When ‘now’ books become ‘yesterday’s’ booksposted on 28 Nov 2017
When ‘now’ books become ‘yesterday’s’ books
At some point in most academic semesters I begin to trawl through the books on my office shelves to weed out the stuff I’m unlikely to ever read again and don’t want to keep – I can usually find someone in the university who can use them and I’d rather they were being read somewhere.
Inevitably I come across several books that were big news when they were first published and which I felt it was necessary to have in order to keep abreast of the debates around them but which time has not been kind to. Policies have moved on, debates have changed, even sometimes theories have been discreetly or conspicuously dropped. They were the ‘now’ books once but they’re distinctly ‘yesterday’s’ books today. So, to keep them or not?

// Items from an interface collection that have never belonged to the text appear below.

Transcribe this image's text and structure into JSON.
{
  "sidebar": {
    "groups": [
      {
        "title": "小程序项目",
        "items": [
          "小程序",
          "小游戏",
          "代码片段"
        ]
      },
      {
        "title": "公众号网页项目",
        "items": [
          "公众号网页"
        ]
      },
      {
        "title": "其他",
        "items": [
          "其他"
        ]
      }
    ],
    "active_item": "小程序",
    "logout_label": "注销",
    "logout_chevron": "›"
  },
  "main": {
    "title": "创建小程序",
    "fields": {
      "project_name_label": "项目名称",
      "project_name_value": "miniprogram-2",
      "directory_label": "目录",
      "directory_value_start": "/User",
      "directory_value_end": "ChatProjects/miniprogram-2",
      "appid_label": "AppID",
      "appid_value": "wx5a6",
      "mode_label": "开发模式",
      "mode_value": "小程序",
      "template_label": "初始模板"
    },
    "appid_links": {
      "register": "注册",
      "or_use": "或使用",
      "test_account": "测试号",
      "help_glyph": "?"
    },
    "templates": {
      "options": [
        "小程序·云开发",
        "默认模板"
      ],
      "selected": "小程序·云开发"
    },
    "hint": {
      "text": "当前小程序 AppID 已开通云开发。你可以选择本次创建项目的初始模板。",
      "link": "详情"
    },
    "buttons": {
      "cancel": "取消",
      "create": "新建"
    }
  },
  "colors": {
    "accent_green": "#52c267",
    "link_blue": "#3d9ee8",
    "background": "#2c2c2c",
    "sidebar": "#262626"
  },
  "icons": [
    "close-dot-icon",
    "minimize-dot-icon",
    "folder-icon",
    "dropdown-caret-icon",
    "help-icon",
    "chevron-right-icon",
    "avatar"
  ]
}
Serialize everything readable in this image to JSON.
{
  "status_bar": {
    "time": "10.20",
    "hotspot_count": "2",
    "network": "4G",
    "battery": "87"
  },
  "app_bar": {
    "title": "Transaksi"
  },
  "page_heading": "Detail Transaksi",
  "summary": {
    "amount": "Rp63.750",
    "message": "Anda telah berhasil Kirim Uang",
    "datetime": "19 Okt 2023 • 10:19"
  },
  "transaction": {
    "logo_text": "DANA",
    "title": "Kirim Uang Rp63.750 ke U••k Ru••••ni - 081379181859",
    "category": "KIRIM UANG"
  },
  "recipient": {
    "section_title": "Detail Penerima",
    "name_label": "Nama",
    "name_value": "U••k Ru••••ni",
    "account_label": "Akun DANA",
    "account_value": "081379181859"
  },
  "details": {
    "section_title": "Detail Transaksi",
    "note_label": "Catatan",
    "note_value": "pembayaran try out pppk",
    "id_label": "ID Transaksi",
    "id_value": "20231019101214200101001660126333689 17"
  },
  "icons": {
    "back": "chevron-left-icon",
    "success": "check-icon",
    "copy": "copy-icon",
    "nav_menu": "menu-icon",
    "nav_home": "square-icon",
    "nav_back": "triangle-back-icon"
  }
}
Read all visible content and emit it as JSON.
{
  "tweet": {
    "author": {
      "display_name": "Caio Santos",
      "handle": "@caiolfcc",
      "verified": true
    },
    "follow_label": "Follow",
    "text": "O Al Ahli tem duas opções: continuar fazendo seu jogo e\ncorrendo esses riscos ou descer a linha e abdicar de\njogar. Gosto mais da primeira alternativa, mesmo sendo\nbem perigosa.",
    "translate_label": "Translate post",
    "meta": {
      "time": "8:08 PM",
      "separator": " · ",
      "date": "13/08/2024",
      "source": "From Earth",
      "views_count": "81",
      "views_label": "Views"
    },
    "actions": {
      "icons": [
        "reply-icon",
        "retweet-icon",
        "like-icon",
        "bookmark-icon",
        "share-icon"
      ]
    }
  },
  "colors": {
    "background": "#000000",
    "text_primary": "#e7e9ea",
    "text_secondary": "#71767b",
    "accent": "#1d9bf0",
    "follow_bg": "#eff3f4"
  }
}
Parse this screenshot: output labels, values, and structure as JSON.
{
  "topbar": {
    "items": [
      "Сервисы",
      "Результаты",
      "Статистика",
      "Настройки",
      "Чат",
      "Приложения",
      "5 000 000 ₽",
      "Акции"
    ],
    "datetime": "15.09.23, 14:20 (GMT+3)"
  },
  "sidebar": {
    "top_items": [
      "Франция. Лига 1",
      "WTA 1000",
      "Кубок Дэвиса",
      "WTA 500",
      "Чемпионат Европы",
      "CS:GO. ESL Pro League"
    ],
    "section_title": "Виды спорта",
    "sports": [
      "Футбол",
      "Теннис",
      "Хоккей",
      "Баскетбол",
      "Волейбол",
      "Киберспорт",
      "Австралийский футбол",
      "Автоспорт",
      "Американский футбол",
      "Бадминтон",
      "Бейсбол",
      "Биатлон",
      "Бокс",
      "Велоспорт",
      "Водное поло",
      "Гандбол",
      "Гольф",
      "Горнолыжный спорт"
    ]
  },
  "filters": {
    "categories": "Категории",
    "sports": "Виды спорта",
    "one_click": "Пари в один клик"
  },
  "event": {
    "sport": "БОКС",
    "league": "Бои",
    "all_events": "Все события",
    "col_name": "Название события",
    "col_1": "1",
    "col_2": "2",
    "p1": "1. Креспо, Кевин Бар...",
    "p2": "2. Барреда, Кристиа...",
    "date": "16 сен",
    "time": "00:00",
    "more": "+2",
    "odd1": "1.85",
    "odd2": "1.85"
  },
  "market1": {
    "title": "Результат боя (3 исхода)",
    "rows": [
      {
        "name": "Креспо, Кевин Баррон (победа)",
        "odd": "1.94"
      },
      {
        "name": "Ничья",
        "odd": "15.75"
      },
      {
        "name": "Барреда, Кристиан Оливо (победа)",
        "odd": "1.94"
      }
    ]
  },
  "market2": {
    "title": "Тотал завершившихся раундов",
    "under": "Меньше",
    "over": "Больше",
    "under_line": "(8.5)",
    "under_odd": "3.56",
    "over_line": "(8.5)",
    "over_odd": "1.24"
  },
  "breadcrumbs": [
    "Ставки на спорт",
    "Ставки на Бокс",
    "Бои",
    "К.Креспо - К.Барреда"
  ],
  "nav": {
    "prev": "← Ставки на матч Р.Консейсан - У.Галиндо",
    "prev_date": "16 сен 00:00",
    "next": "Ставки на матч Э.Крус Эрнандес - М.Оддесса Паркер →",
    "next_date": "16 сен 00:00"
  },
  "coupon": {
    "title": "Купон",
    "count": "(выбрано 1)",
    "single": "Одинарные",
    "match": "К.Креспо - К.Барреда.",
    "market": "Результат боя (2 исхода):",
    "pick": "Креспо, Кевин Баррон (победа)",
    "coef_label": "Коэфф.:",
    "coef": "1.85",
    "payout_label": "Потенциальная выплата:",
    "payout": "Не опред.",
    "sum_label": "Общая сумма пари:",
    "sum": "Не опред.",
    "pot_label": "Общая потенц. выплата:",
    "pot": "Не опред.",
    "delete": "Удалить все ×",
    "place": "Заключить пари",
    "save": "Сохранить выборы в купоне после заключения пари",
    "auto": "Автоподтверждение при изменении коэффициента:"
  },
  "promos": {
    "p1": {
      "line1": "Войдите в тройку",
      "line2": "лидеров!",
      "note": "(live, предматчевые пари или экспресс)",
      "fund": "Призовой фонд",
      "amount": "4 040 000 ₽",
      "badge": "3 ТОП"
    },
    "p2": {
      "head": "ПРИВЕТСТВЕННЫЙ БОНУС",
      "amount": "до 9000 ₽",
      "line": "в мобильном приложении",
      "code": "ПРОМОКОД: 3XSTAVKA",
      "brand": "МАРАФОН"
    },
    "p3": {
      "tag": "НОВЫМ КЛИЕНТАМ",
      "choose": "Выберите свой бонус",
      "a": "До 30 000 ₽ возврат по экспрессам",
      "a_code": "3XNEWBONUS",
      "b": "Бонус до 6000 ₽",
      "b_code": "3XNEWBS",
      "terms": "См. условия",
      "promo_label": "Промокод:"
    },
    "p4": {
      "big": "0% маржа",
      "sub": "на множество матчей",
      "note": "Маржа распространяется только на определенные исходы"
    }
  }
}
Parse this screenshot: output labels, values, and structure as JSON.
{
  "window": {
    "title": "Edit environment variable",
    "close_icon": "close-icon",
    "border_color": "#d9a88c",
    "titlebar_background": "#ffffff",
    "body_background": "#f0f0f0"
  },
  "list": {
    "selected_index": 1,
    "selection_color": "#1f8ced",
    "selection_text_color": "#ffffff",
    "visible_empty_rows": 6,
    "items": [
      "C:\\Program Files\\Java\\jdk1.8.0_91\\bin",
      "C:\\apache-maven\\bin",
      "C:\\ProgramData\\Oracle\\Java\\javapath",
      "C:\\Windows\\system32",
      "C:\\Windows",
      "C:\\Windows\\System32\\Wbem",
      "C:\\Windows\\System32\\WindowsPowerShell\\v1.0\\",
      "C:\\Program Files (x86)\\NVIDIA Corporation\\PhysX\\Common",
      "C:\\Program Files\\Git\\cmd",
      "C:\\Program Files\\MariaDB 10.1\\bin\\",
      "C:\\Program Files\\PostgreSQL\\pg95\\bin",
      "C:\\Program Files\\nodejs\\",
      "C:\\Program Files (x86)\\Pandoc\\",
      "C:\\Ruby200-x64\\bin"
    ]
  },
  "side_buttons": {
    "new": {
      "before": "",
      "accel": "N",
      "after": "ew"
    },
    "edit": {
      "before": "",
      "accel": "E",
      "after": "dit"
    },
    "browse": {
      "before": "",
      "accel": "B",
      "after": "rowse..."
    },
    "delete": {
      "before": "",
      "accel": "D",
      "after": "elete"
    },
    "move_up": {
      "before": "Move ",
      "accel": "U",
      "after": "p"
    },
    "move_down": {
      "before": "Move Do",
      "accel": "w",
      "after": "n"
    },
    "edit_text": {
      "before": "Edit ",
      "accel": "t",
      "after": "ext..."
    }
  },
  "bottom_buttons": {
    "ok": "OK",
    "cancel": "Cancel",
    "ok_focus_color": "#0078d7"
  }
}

Part of me says that they represent an important historical policy trail – if I want to understand where things are today I need to know what went before. Take, for example Anthony Giddens' The Third Way: The Renewal of Social Democracy which was a key book for anyone seeking to understand the philosophy that lay behind the politics of the Blair years. Giddens was, for a while, the favourite sociologist of the Blair inner circle and his arguments for the renewal of social democracy and what might be described as the left-leaning centre was for a time the text that set agendas. My copy of the book carries an endorsement from the other, more populist, advocate of a social democratic renewal – Will Hutton. His book The State We’re In was in many ways the definitive analysis of what Thatcherism had done to the social fabric and would be the agenda against which the Major years would be judged. Hutton’s plea for a more state interventionist programme – a government that would regulate and direct capitalism – was in policy terms a blueprint for the incoming Labour administration of 1997 ( almost a decade after Hutton’s original publication date).
Concerns about globalisation, the rise of new technologies and the alienation of our children were beginning to surface in the first half of the new millennium as the gloss began to wear thin on the Blair years. Sue Palmer’s populist classic, Toxic Childhood, was published in 2006 and was entitled How The Modern World Is damaging Our Children and What We Can Do About It. This sub-title neatly captures the moral panic that was underway relating to the emergence of technologies that, it was feared, would alter children’s behaviour patterns, erode friendship groups, trap children in their bedrooms and ultimately make them haplessly passive or else turn them into sociopaths. The book is written for a lay audience and its thesis split opinion down the middle. There were those who saw this as a timely warning to parents and others who saw it as merely an extension of the age-old fear that all parents have had that they are losing their children to a world they themselves don’t understand or value.
What is undeniable is that Palmer struck a nerve and captured an audience. By 2009, as the country was riding the stormwave from the collapse of capitalism in 2007/8, Palmer’s rather apocalyptic visions received a boost from a more notable academic source when Professor Richard Leyard produced his Children’s Society report A Good Childhood which rehashed some of Palmer’s agenda and attempted to set out a programme of action to address the central question of how can we create a ‘happy childhood’.
The Leyard agenda never really got off the ground as the Labour Party slipped out of power in 2010 making way for the Conservative-Lib Dem Coalition. Prime Minister at the time, David Cameron (remember him?), set about trying to establish a recognisable ‘brand’ for his administration and started talking about a social renewal or social partnership that somehow embodied the notion that although we were in a titanic financial and social hole we were ‘all in it together’.
His chosen policy vehicle was the much derided ‘Big Society’ – an idea that had its roots initially in the work of the founder of the ResPublica thinktank, Phillip Blond. Blond was always something of an odd-ball in the Conservative family and came up with his own ’third way’ solution which he badged as ‘How Left and Right Have Broken Britain and How We Can Fix It’ which he called ‘Red Tory’.
Although some of Blond’s thinking proved too far left for many dyed-in-the-wool Conservatives, Cameron did try running with some of the central themes – greater personal responsibility, not expecting the state to fill all the gaps, communities becoming self-reliant. These are all themes picked up in ‘The Big Society’ a publication produced by Jesse Norman, the Conservative M.P. for Hereford.
Although there were organisations in the voluntary sector so desperate to protect their funding that they tried to fall in behind the Big Society idea, most felt that it was a pretty shameless attempt to conjure up a fig leaf to cover the swinging public expenditure cuts that the Coalition decided to impose on communities and their services.
The idea of the Big society survived for two or three years before it was discreetly laid to rest – like John Major’s ‘Back To Basics’ initiative its impact seemed confined to the pages of cartoon history.
Writing this piece has been therapeutic for me because I started off asking whether these publications are worth keeping as a historical trail, a record of how we got from there to here. I think I’ve answered my own question – they’re going nowhere because the one thing I need more than anything are reminders of the transitory nature of political ideas.